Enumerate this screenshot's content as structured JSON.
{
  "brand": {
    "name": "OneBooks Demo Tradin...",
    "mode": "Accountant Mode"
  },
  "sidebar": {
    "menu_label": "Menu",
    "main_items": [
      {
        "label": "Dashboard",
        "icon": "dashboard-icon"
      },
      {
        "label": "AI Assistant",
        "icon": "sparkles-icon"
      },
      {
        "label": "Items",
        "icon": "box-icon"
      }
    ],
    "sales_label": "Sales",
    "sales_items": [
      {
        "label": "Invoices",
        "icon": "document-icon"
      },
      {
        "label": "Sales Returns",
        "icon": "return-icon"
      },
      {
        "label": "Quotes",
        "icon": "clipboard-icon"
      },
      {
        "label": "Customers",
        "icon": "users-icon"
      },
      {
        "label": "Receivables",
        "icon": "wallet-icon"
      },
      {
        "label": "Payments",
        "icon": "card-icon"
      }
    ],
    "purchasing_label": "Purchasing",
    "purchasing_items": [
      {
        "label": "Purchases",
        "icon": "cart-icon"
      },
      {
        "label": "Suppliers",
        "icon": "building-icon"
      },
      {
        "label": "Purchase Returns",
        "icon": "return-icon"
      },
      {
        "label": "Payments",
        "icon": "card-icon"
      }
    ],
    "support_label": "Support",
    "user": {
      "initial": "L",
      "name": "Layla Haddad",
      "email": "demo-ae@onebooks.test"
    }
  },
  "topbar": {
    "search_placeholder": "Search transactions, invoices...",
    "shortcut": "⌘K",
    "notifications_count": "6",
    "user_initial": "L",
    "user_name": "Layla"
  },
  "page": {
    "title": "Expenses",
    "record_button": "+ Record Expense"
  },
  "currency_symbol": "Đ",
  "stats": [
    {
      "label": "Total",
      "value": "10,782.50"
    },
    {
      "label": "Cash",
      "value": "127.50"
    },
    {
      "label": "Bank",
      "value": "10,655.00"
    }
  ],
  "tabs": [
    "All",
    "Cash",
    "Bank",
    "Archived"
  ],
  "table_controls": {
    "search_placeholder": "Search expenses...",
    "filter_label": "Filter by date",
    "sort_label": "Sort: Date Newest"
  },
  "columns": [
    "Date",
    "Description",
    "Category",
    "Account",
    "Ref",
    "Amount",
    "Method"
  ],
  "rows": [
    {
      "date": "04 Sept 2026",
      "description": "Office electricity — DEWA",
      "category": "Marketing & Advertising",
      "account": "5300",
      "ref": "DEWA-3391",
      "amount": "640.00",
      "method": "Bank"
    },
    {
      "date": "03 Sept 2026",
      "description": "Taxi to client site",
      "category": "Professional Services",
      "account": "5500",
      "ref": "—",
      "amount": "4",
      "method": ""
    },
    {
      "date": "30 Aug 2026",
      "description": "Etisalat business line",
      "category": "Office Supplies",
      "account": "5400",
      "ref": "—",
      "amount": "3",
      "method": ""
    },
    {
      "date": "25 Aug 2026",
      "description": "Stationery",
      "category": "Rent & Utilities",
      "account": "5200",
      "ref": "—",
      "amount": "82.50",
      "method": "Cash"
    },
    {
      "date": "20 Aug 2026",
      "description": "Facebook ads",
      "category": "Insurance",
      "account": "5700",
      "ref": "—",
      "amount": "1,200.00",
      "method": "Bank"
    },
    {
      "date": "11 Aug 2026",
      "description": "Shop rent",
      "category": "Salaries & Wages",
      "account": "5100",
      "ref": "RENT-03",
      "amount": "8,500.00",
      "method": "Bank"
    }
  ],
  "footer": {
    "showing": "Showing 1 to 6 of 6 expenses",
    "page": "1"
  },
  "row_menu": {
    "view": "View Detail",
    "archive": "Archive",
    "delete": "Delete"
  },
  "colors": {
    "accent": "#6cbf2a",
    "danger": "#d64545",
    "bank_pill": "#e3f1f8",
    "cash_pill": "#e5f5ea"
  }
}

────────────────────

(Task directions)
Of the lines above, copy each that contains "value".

(Solution for this exercise)
      "value": "10,782.50"
      "value": "127.50"
      "value": "10,655.00"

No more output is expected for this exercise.